Another rule is that Chosen are the army's troops by default. A less than desirable choice and despite the Black Legion having an edge in this area nothing is really done beyond this. As with Iyanden and the Farsight Enclaves, it's the bare minimum done to make the book feel like a distinct army. Hell, they didn't even get the right unit for it as this might make some degree of sense with Possessed.

Finally there is something the book forces you to take: Every unit which has the option to do so must now take Veterans of the Long War. This is something which helps overcome some issues but means you are paying a vast amount of points for each unit, likely encouraging many players to play this like an old Daemonhunters list: Lots of cultists backed up by a handful of Black Legionaries. What helps to offset this is the ability to ally the list with Codex: Chaos Space Marines, but then you might as well not even bother with this book and just get that one. It outclasses this one in almost every area. That's saying something given that book's shortcomings when it comes to rules.
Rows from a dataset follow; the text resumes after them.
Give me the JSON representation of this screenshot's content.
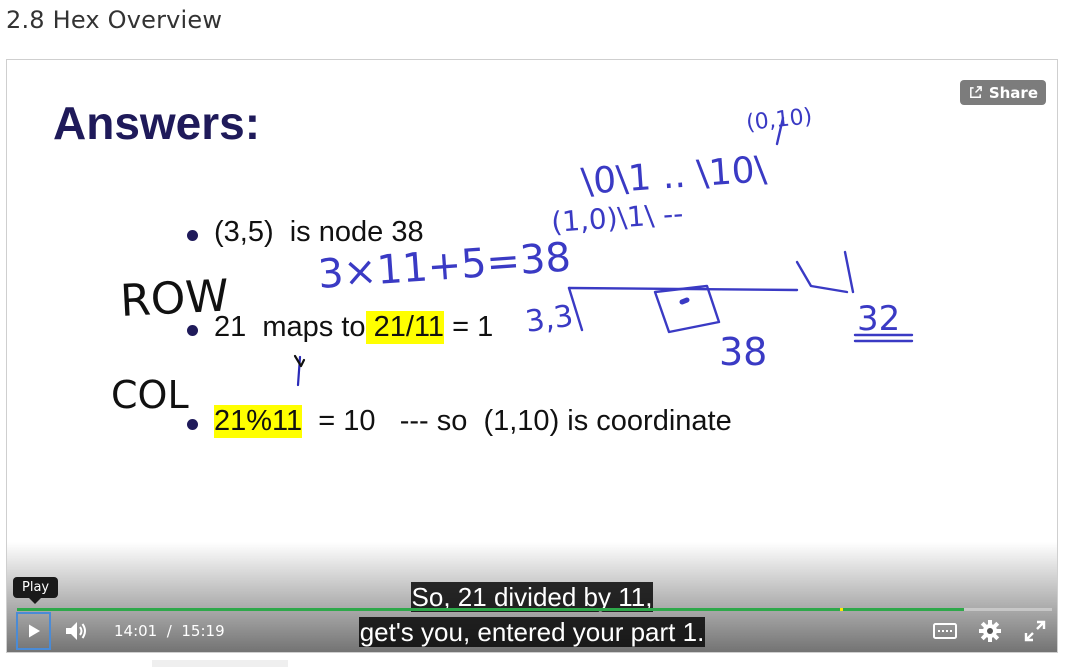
{
  "page": {
    "title": "2.8 Hex Overview"
  },
  "player": {
    "share_label": "Share",
    "tooltip": "Play",
    "time_current": "14:01",
    "time_separator": "/",
    "time_total": "15:19",
    "progress_fraction": 0.915,
    "marker_fraction": 0.795,
    "accent_color": "#2ea84a",
    "caption_lines": [
      "So, 21 divided by 11,",
      "get's you, entered your part 1."
    ]
  },
  "slide": {
    "title": "Answers:",
    "bullets": [
      {
        "parts": [
          {
            "text": "(3,5)  is node 38",
            "highlight": false
          }
        ]
      },
      {
        "parts": [
          {
            "text": "21  maps to",
            "highlight": false
          },
          {
            "text": " 21/11",
            "highlight": true
          },
          {
            "text": " = 1",
            "highlight": false
          }
        ]
      },
      {
        "parts": [
          {
            "text": "21%11",
            "highlight": true
          },
          {
            "text": "  = 10   --- so  (1,10) is coordinate",
            "highlight": false
          }
        ]
      }
    ],
    "handwriting": {
      "row": "ROW",
      "col": "COL",
      "equation": "3×11+5=38",
      "num_38": "38",
      "num_32": "32",
      "num_33": "3,3",
      "top_label": "(0,10)",
      "seq1": "\\0\\1 .. \\10\\",
      "seq2": "(1,0)\\1\\ --"
    }
  },
  "icons": {
    "share": "share-icon",
    "play": "play-icon",
    "volume": "volume-icon",
    "captions": "captions-icon",
    "settings": "gear-icon",
    "fullscreen": "fullscreen-icon"
  }
}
The only reason you might want to combine the two is if you want an excuse to throw more Helldrakes at an enemy.

The elephant in the room with this book is once again the author: Rob Cruddance. Famous for writing some poor installments outside of Codex: Imperial Guard, he was definitely the wrong writer here. The man can work wonders with tank heavy armies, mechanised forces and anything with vehicles, but yet again he's been given an infantry focused codex. There has been some degree of effort put into this, but like Codex: Tyranids it's really an overall failure of a rulebook. Quite why he was given this over an Iron Warriors supplement is confusing at best.

The only real compliment to offer is that the book managed to get the scenarios right. While few in number, there is much more of a feel for the Black Legion's tactics in each of them and it's obviously tailor made to their involvement. A definite step up from what we had in the last two codex supplements which didn't really embrace the ideas behind the army all that well. None of them are anything special, but they're not written for extremely specific opponents and are much more fun than those offered in previous lists. Especially one where Black Legion forces can be endlessly recycled and hurled at the enemy via cannon fodder tactics a-la Chenkov. It's just a shame that other pages which could have been used for more are given over to the usual Planetstrike/Cities of Death nonsense.
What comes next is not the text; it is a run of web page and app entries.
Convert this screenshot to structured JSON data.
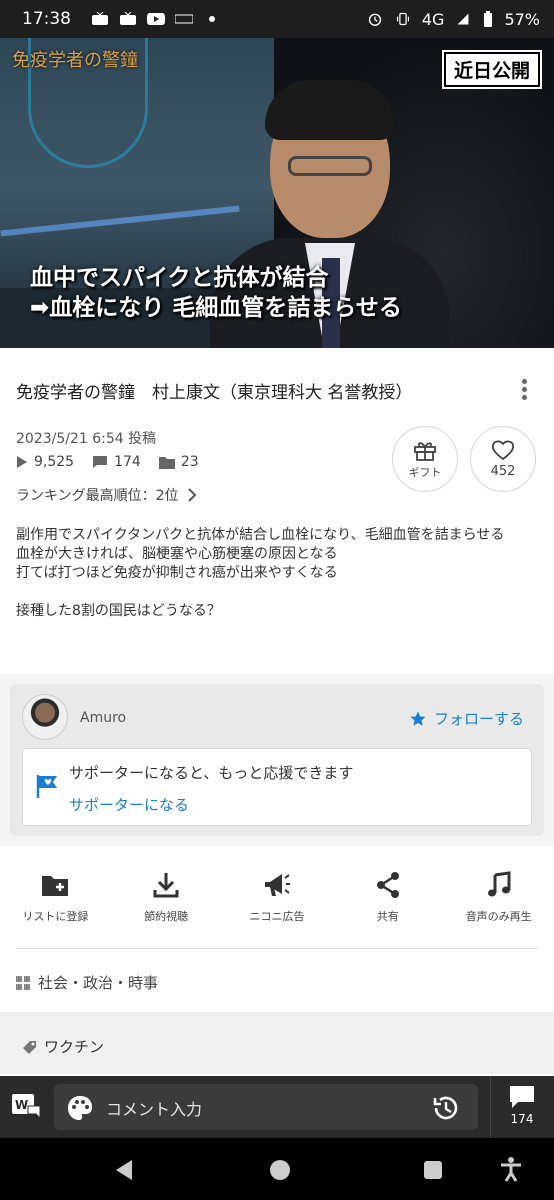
{
  "status_bar": {
    "time": "17:38",
    "network": "4G",
    "battery": "57%",
    "icons": [
      "tv-icon",
      "tv-icon",
      "youtube-icon",
      "nitori-icon",
      "dot-icon",
      "alarm-icon",
      "vibrate-icon",
      "signal-icon",
      "battery-icon"
    ]
  },
  "video": {
    "brand": "免疫学者の警鐘",
    "badge": "近日公開",
    "subtitle_line1": "血中でスパイクと抗体が結合",
    "subtitle_line2": "➡血栓になり 毛細血管を詰まらせる"
  },
  "info": {
    "title": "免疫学者の警鐘　村上康文（東京理科大 名誉教授）",
    "posted": "2023/5/21 6:54 投稿",
    "views": "9,525",
    "comments": "174",
    "mylists": "23",
    "ranking": "ランキング最高順位：2位",
    "gift_label": "ギフト",
    "like_count": "452",
    "description": "副作用でスパイクタンパクと抗体が結合し血栓になり、毛細血管を詰まらせる\n血栓が大きければ、脳梗塞や心筋梗塞の原因となる\n打てば打つほど免疫が抑制され癌が出来やすくなる\n\n接種した8割の国民はどうなる？"
  },
  "uploader": {
    "name": "Amuro",
    "follow_label": "フォローする",
    "support_text": "サポーターになると、もっと応援できます",
    "support_link": "サポーターになる"
  },
  "actions": [
    {
      "label": "リストに登録",
      "icon": "playlist-add-icon"
    },
    {
      "label": "節約視聴",
      "icon": "download-icon"
    },
    {
      "label": "ニコニ広告",
      "icon": "megaphone-icon"
    },
    {
      "label": "共有",
      "icon": "share-icon"
    },
    {
      "label": "音声のみ再生",
      "icon": "music-note-icon"
    }
  ],
  "category": "社会・政治・時事",
  "tag": "ワクチン",
  "comment_bar": {
    "placeholder": "コメント入力",
    "count": "174"
  },
  "colors": {
    "accent": "#1a7fd1",
    "dark_bar": "#2a2a2a"
  }
}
So there are the rules. As with the other two books prior to now, they're not very good and anyone playing them will have one hell of a time trying to win any battles with it. If you're expecting something worth playing on a tabletop, pass this one by. If you're expecting something worth reading purely for the fluff, this one is actually be worth your money.

Join us in a few days when we go over the book's lore.

Please also take the time to comment upon the format, a few readers wanted more specific analysis of each item in turn, so this style is an experiment to see what people want.

Part 2 can be found here


  1. I'd say it's quite a good review, especially since I share your opinion of it.
    It's another wasted opportunity, and to think they're charging over 100 bucks for the hardback version for basically a couple pages of actual rules and a few scenarios.
    I haven't checked out the other "supplement" codexes, but it's hard to imagine them being worse.

    1. Unfortunately this one was actually the best one of the lot by a considerable mile. It at least had good lore despite the lackluster rules. The others were betrayals of even the most basic concepts of the army they featured.

    2. I love this codex but that's just because I love chosen and I give all of my stuff VotLW anyway for fluff and LD reasons.